Mr STEPHEN JONES (Whitlam) (11:38): I thank the minister for responding to some of the issues and questions that I raised, but I note that I invited the minister to rule out a further freeze—an extension of the existing freeze—on financial assistance grants to local councils. That has not yet occurred.
I turn now to shipping policy and I note that the coalition did not release a shipping policy during the recent election. In fact, the department told estimates on Monday that it had identified no new commitments on shipping from the coalition. The portfolio budget statement for 2016-17 says at page 35 that this year the department will have a target to 'amend regulations to deregulate port service providers and ships undertaking interstate voyages'. Minister, does this mean that the government intends to take the same approach to shipping in this parliament that it took in the previous parliament?
At estimates earlier this week we were told:
The minister has reconfirmed that he wants to introduce legislation into the parliament that will create a competitive and efficient shipping industry that forms part of Australia's national transport network. He has also emphasised the need to provide certainty to that industry.
Minister, are those your sole objectives? Does the minister see that Australia has a national interest in fostering and developing Australian maritime capacity and skills? Will the minister join with Labor in committing to including an objective to foster Australian shipping businesses and skills capacity—that is, Australian maritime capacity and jobs?
Finally, Minister, I will ask some questions concerning the very popular Stronger Communities Program fund—a $45 million-fund that was established in the 2015-16 budget. It is so popular, indeed, that during the last election campaign we had the Prime Minister running around the country, announcing and opening projects which were funded out of this fund. I want to ask the minister whether he can commit to continuation of this fund, as no commitments have been made and no budget allocations have been guaranteed to date. So, can the minister commit and guarantee that this fund will continue?
We have also been advised that there was an underspend and underallocation of the moneys that were available in round 1 of this fund for individual electorates around the country. Can the minister advise the House what happened to that underspend and where it was reallocated?
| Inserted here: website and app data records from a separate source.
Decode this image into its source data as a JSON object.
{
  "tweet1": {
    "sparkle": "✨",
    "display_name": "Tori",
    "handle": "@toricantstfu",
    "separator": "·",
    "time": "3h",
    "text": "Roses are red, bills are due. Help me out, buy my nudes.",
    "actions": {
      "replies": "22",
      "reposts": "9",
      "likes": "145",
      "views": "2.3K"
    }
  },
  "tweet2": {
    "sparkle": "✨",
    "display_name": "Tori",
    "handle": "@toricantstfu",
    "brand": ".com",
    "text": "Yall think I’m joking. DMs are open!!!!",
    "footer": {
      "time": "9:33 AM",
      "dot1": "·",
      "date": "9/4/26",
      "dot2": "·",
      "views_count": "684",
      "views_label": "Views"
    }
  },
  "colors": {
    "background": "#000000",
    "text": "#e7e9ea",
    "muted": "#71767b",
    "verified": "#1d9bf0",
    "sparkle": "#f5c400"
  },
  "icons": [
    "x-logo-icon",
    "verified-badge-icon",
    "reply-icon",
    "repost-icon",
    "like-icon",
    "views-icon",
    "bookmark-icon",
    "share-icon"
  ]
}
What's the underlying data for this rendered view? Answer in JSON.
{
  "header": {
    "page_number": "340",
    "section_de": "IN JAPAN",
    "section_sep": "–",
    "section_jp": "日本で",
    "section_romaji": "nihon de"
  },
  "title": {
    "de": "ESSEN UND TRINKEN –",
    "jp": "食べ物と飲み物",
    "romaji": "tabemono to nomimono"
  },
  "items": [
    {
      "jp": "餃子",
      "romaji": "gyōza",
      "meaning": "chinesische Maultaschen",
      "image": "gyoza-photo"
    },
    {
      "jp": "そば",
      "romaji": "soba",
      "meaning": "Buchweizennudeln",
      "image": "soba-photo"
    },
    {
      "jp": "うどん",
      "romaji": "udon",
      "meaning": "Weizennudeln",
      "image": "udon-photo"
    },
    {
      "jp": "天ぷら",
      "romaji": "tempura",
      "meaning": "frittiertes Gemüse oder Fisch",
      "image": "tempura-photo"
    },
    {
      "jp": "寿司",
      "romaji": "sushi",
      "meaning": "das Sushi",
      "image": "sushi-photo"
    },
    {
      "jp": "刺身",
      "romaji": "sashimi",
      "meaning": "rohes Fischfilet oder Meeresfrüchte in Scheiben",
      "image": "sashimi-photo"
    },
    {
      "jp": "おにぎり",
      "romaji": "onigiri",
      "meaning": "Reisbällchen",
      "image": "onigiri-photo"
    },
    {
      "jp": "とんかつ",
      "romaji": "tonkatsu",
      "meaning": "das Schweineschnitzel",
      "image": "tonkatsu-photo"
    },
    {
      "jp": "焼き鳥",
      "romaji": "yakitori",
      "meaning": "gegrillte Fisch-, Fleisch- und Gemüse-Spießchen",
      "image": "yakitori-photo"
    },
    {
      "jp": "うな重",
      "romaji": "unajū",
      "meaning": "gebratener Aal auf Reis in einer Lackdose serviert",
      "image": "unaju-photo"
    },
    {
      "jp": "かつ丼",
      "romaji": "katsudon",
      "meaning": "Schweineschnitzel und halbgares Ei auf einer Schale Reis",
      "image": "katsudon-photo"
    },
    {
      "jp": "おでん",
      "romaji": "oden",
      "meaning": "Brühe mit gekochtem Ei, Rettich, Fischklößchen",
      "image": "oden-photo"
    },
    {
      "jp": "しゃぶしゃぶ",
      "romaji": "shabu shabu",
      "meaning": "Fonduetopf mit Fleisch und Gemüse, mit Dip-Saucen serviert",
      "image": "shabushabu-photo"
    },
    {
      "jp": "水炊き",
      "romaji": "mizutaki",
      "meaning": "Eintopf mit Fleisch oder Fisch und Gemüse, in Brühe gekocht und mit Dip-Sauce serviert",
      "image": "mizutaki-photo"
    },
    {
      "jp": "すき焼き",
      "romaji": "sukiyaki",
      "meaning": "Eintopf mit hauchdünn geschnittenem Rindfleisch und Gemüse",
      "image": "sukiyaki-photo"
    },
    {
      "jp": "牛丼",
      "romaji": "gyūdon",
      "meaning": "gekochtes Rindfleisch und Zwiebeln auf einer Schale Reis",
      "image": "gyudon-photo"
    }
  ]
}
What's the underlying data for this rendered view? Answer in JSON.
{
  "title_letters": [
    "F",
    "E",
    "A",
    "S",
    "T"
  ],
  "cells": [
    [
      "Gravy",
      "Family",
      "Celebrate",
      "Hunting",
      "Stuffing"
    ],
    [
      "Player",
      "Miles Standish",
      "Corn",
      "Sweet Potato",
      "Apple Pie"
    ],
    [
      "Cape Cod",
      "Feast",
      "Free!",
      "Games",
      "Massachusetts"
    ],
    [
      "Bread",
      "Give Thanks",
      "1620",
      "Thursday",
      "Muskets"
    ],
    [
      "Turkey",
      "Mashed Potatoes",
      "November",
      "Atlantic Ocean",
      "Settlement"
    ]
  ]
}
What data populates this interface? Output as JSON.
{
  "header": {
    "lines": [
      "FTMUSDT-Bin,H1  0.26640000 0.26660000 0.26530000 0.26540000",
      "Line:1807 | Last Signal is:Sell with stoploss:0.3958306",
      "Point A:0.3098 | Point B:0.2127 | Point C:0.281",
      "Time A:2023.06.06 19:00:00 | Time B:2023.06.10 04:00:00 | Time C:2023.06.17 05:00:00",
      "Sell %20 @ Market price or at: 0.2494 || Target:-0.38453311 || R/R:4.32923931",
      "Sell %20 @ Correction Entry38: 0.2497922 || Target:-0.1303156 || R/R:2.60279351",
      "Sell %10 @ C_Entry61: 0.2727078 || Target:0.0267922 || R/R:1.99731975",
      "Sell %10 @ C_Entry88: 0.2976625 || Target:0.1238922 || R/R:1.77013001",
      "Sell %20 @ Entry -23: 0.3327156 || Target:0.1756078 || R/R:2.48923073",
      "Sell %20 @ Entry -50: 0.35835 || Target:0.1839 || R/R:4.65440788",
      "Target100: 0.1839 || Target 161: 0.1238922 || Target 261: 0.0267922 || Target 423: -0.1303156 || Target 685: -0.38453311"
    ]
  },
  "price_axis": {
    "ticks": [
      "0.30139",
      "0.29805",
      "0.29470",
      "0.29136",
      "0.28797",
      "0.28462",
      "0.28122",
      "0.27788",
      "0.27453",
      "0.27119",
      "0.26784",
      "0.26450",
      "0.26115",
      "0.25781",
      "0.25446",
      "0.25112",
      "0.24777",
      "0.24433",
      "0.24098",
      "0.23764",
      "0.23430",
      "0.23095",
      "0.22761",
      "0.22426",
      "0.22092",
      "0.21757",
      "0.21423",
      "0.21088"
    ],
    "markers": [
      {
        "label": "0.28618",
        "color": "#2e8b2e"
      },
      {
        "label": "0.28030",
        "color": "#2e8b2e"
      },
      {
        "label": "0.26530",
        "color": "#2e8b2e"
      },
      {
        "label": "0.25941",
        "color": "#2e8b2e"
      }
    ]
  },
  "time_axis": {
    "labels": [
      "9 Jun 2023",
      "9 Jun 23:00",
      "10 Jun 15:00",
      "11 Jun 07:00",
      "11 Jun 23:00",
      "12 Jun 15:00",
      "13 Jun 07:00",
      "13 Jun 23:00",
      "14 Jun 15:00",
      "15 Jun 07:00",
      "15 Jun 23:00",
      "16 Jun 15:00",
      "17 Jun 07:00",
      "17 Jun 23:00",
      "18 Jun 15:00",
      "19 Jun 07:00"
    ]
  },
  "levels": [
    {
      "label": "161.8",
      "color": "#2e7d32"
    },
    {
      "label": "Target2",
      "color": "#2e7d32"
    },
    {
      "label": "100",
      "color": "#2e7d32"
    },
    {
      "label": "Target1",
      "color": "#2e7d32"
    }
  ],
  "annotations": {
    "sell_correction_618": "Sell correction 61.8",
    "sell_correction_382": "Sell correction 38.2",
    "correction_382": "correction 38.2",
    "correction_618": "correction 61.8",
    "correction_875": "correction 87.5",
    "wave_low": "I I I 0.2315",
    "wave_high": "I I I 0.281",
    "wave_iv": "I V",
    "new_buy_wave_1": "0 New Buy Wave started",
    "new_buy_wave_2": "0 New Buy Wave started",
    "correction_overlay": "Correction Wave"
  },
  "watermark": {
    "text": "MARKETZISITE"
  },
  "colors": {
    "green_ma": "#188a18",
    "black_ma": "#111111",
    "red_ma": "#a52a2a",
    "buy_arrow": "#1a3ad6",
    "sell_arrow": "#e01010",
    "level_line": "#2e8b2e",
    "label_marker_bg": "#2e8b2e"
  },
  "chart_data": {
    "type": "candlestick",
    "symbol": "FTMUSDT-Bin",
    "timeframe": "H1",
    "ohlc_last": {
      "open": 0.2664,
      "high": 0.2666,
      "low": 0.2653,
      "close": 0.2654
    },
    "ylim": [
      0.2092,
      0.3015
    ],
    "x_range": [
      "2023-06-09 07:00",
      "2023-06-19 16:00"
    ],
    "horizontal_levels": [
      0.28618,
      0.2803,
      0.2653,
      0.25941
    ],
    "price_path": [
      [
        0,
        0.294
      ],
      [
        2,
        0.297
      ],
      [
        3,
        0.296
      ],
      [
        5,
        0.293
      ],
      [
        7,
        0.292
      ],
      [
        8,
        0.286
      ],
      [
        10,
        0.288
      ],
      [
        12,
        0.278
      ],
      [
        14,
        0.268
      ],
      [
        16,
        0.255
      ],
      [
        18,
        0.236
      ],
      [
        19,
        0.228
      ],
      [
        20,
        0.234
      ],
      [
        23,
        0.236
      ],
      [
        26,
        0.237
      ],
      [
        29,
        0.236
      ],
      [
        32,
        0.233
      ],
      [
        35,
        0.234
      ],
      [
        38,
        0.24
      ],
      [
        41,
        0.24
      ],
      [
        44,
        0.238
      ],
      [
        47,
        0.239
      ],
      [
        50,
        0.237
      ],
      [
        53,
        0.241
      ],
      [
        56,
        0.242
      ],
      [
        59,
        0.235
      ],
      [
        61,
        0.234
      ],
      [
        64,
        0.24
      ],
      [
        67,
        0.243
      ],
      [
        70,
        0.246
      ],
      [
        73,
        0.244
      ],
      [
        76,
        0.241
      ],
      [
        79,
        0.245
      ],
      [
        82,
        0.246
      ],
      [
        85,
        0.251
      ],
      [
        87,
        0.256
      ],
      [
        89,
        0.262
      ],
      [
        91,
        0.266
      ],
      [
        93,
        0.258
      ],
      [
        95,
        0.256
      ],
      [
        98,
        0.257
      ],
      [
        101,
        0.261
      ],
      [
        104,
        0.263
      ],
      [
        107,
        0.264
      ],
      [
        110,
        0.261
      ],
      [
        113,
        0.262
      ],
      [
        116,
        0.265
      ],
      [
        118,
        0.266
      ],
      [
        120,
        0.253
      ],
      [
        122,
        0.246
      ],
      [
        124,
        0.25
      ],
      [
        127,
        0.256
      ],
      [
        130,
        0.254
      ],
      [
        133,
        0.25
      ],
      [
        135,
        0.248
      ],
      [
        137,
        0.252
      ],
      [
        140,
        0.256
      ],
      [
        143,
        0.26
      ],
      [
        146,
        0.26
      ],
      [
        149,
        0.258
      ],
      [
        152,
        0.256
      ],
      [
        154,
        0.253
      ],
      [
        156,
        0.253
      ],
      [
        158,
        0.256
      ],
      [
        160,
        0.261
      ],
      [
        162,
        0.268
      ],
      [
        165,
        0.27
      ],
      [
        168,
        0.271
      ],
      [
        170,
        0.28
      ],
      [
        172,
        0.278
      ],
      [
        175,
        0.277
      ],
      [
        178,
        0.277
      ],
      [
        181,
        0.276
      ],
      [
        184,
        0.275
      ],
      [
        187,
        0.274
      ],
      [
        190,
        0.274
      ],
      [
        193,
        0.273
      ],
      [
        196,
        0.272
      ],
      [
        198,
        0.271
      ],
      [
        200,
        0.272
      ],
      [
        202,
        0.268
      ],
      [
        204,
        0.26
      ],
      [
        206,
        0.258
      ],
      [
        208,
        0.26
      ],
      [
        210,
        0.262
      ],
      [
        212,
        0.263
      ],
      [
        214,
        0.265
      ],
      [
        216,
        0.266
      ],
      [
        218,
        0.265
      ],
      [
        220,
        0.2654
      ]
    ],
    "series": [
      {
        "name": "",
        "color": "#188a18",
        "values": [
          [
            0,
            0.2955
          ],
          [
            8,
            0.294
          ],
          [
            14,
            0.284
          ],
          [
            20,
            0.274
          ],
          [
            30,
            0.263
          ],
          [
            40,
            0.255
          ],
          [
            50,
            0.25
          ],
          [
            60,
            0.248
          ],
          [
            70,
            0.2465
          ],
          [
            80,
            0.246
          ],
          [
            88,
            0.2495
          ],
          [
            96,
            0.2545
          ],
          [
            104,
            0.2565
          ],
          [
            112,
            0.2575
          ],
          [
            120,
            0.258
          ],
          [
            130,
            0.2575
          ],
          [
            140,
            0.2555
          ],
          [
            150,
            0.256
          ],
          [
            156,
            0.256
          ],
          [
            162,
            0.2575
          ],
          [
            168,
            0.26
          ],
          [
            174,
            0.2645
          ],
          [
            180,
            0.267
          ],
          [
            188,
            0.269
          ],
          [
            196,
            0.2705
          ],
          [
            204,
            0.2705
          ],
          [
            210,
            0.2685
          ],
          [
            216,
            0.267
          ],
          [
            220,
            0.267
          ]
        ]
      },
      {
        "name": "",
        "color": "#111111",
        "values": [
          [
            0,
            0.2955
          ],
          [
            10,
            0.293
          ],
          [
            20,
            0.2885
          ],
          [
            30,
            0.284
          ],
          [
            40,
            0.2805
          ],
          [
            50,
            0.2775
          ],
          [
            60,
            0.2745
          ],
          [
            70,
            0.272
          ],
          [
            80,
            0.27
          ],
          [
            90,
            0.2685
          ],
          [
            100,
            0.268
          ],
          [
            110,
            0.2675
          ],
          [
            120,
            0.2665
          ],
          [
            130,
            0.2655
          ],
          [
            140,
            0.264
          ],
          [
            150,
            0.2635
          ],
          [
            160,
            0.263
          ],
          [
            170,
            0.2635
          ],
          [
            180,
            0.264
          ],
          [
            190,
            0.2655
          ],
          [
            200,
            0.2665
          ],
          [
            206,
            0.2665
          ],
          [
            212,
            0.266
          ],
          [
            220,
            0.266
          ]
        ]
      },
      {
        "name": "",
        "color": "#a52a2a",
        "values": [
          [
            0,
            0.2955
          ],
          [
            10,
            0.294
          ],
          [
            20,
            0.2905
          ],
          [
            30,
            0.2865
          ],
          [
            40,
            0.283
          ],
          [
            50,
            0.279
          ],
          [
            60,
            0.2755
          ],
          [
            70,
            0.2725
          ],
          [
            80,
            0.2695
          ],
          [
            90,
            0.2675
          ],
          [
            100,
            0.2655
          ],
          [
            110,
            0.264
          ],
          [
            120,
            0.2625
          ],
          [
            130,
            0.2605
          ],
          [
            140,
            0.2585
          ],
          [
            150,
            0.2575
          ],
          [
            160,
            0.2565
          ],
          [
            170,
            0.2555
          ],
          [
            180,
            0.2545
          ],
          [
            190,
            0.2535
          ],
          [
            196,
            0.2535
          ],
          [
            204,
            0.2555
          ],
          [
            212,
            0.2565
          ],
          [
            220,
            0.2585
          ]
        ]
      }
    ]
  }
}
Can the minister also advised the House whether there was an underspend in round 2 of the program? And, if so, what has happened to the moneys that were underspent in round 2 of the program? Can the minister also advise that House of what process was put in place by the ministers office in relation to the approval of projects in round 2, which I note occurred during the caretaker period and that this is an unusual course of events?
I also ask a question in relation to road deaths in Australia. This is a very serious subject, Mr Deputy Speaker, and I am sure you would agree with this. Given that road deaths so far in 2016 are almost eight per cent higher than for the same period last year, why is the government cutting funding for the road safety program by over 20 per cent from $24 million to $18.8 million from next year?
I know that this is a matter that is of deep interest to the member for Scullin, and he has spoken to me about this on a number of occasions. I know that the people in his electorate and, in fact, right throughout Melbourne and Victoria are very concerned about that. He has raised with me the question that this is not the right time to make $4 million worth of annual cuts to training for learner drivers in the keys2drive program. So, we ask the minister: isn't road safety a priority for this government and for his ministry?